“I have not failed. I’ve just found 10,000 ways that won’t work.” ~Thomas A. Edison
I know you’ve heard this many times, but it bears repeating: Failure = Opportunity to Learn.
A device I use to remember this comes from a story I heard many years ago during a coach training class. We had just been taught a new skill and were about to practice with a classmate, which can be quite a nerve-wracking experience. The instructor told us a story from a training she had previously attended. The story has been so powerful and useful for me, I’m passing it along to you:
She was in a class, learning a new skill. And her instructor asked the students to do the following: Whenever anyone made an error or failed in applying the new skill, they were to leap enthusiastically up out of their chair, throw both arms up in the air and yell with gleeful gusto, “FANTASTIC!” This was an all-day course, with lots of skill practice going on – so each student got many opportunities to yell, “FANTASTIC!”
The effects of this crazy learning technique are profound:
- The silliness and exuberance that rippled around the classroom lightened the mood and calmed the nerves that often come with clumsy first attempts at practicing any new skill (especially in front of others!).
- Hearing cries of, “FANTASTIC!” percolate through the course all day long was a reassuring and community-building reminder that everyone makes mistakes and no one is perfect.

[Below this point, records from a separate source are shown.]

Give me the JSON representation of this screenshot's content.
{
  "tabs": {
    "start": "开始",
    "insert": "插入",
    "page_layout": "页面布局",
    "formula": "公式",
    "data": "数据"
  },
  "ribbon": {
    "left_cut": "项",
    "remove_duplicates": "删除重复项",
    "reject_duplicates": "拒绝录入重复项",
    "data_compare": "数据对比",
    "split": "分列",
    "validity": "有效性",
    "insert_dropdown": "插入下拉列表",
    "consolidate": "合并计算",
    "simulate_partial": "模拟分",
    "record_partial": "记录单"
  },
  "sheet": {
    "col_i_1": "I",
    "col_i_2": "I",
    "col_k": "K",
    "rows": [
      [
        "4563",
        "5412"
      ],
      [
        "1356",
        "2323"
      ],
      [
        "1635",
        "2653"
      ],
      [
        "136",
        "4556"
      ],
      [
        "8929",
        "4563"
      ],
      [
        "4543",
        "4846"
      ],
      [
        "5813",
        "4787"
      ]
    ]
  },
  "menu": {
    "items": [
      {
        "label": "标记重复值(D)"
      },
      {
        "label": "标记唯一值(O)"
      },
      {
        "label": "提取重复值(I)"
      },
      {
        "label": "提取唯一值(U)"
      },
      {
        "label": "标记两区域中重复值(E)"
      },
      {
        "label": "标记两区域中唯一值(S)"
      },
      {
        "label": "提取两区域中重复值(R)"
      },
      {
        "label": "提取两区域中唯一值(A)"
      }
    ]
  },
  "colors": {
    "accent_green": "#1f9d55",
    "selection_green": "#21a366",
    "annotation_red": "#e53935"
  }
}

- Leaping up to yell, “FANTASTIC!” shifted the energy so radically from guarded hesitation to uninhibited, freewheeling experimentation – the students learned a great deal more because the atmosphere actually made it fun and acceptable to fail!
Naturally, I’d love to see you try this technique to help you convert your own failures into learning.
But the bigger question I’m asking you as a leader is: How can you infuse this mindset of “FANTASTIC!” into your leadership style? How can you create an atmosphere among your team that mistakes and failure are not reasons to lambast, but opportunities to invite creative new solutions? If your people are afraid to fail for fear that they will get “marked down” in some way, they will instinctively tighten up and back away from the experimentation that leads to innovation.
You might find ways to repeat this “FANTASTIC!” exercise with your team. But even without this specific activity, you would serve yourself and your team well by stepping back to reflect on how your personal style either invites or stifles the creativity that is often born of failure.
What if Thomas Edison were on your team? Would the atmosphere you’ve created invite him to continue trying to invent the light bulb, one failure at a time? Or would you just be in the dark?